##### SUPPLIED MATERIAL

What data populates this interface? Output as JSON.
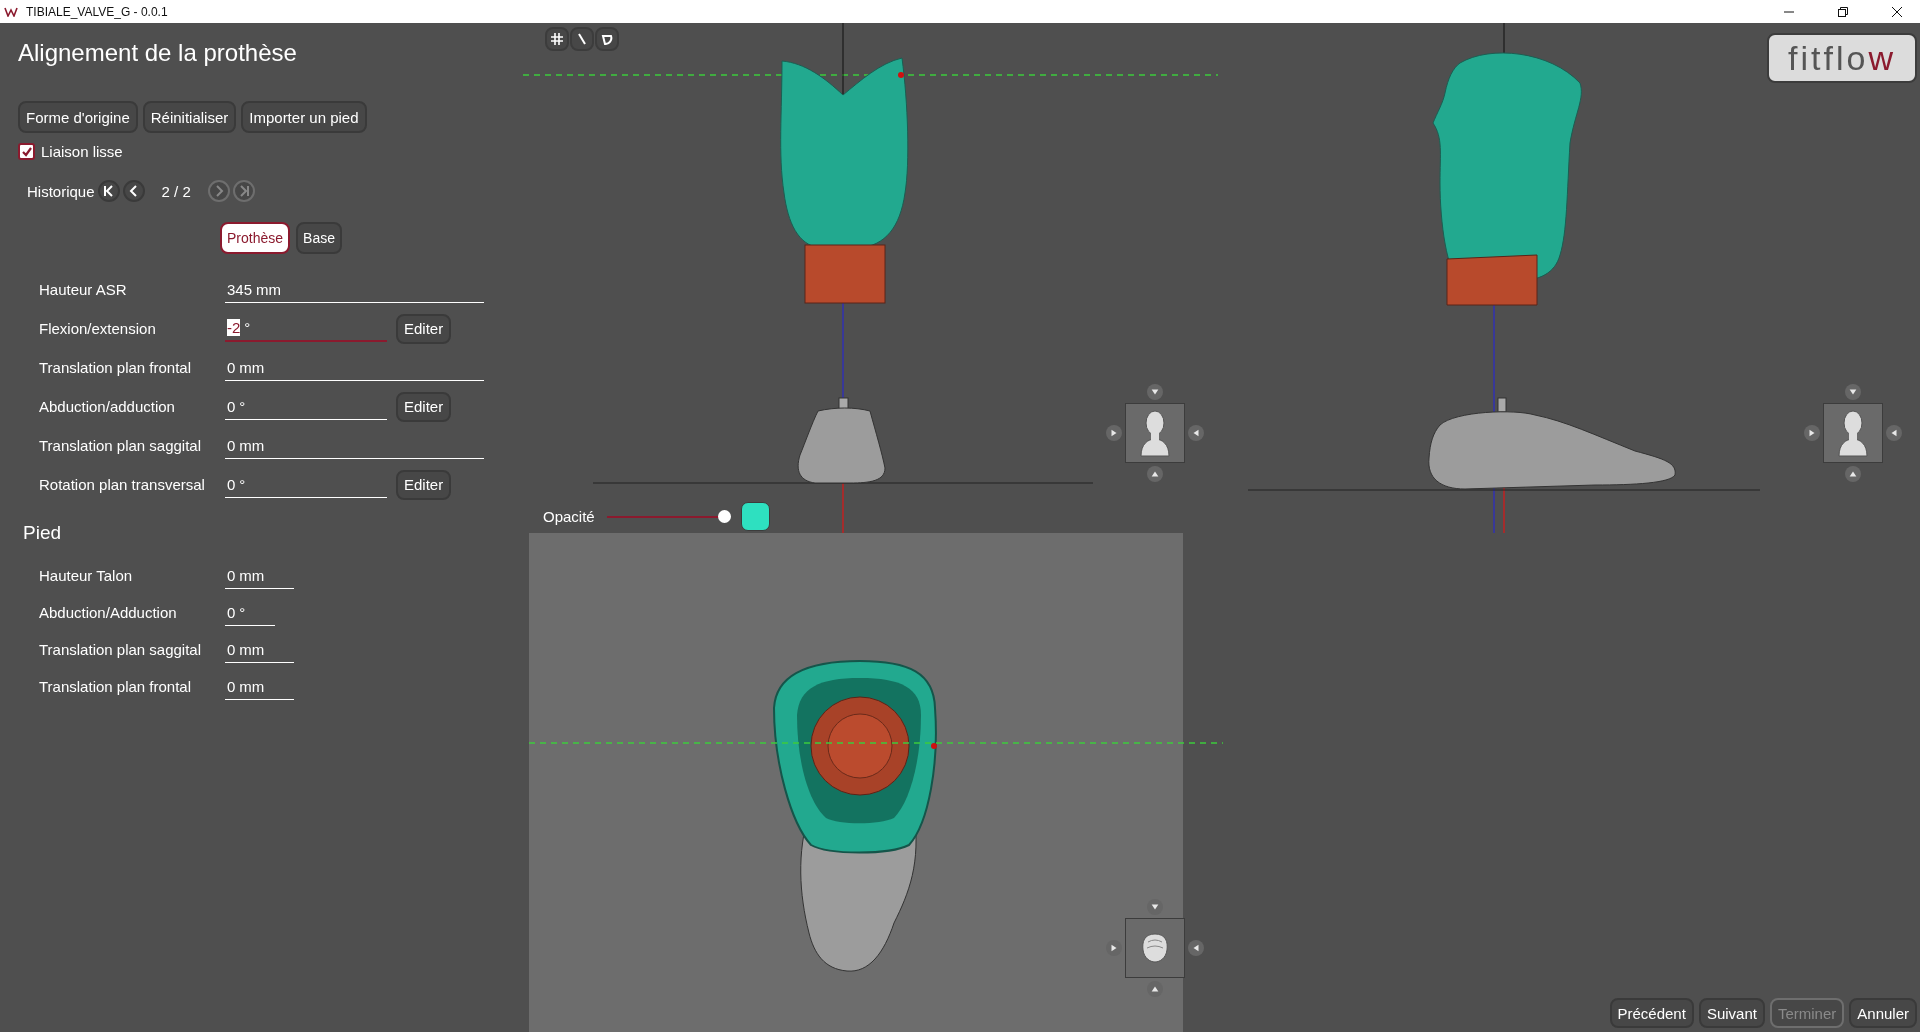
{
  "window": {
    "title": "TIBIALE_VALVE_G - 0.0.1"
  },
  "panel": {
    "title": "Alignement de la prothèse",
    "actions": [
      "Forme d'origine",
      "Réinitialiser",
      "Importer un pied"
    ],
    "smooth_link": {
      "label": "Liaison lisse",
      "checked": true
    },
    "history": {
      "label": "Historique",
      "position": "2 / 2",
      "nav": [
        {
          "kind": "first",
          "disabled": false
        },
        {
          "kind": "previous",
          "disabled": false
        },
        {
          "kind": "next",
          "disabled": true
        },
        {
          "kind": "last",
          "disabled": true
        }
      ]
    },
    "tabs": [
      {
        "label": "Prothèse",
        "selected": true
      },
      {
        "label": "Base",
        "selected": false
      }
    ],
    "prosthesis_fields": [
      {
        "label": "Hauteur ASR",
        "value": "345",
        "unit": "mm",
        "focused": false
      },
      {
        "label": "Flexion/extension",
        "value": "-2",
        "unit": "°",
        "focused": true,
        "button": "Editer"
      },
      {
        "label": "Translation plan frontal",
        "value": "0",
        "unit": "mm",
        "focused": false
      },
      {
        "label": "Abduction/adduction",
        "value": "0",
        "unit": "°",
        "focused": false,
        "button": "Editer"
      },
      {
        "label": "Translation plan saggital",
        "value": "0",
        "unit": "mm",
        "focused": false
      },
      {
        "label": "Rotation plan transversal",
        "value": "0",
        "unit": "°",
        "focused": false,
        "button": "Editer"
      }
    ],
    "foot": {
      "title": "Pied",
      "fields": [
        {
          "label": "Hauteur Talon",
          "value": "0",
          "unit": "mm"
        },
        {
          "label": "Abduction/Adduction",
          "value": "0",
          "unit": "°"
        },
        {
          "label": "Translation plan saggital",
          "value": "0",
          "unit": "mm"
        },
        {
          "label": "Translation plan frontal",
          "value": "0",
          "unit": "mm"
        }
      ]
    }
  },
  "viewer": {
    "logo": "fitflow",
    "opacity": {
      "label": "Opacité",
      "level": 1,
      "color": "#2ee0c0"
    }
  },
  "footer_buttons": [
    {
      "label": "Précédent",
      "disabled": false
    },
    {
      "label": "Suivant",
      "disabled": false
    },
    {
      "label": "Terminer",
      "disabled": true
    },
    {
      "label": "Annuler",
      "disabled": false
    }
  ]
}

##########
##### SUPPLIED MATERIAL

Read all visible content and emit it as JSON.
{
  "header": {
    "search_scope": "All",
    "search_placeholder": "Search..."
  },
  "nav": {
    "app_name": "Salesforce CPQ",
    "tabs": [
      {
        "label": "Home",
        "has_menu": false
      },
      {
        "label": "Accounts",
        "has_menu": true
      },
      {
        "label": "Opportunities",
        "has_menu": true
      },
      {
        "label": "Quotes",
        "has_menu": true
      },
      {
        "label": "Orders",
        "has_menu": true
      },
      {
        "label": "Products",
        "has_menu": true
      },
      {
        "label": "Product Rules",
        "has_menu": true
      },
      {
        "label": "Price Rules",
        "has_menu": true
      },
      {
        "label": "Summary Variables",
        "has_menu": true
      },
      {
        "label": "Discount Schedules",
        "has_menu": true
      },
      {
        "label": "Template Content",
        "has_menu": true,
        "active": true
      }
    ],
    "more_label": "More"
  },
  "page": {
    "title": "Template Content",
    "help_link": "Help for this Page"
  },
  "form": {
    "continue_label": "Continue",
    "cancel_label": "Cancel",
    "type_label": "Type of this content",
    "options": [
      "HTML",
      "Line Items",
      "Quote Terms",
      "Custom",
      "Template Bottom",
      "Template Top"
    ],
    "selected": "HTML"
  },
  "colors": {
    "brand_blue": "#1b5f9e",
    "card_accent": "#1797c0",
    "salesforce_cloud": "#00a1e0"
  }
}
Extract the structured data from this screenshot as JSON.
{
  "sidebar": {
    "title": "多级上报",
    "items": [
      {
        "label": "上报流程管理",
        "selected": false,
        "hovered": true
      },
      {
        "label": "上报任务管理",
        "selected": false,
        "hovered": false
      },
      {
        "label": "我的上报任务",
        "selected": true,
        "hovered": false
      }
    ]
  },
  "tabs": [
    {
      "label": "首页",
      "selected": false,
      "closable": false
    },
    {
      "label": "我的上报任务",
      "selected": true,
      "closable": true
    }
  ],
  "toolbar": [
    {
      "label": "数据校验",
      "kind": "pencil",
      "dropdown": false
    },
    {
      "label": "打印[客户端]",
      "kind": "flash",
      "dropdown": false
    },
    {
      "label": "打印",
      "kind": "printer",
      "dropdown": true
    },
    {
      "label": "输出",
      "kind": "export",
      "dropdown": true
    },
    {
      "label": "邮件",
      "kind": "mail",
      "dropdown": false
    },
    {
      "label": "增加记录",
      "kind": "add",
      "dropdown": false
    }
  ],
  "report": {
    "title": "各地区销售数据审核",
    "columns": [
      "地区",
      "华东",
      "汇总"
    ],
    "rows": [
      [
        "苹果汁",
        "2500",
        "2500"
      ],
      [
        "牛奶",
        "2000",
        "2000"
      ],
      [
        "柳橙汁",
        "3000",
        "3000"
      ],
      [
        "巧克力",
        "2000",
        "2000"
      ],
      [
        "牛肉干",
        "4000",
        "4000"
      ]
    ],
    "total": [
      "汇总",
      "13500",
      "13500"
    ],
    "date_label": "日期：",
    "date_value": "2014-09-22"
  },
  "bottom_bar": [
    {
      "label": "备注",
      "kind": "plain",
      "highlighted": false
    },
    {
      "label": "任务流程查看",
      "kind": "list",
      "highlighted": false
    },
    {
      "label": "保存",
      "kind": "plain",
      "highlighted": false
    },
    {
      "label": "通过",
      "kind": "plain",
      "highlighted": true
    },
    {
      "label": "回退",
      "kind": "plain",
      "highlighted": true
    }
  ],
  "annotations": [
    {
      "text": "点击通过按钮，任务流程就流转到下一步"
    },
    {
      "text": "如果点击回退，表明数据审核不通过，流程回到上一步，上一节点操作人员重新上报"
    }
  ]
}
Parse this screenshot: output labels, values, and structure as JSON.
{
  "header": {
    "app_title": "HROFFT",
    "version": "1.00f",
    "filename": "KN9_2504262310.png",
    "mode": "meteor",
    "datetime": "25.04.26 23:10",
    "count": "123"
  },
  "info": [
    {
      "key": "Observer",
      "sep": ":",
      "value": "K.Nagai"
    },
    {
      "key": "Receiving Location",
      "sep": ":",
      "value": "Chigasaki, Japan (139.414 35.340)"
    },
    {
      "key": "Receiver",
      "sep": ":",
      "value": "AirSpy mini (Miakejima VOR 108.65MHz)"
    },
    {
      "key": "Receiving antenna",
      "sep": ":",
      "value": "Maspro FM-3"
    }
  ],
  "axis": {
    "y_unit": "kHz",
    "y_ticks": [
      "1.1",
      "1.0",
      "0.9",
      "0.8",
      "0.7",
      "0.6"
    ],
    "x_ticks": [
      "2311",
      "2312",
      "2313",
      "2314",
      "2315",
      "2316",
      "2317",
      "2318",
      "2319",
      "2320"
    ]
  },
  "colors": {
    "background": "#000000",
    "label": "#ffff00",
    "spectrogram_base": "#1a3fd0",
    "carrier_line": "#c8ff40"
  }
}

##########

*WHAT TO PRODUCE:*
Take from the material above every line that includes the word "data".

*THE COMPLETED TASK:*
What data populates this interface? Output as JSON.
Extract the structured data from this screenshot as JSON.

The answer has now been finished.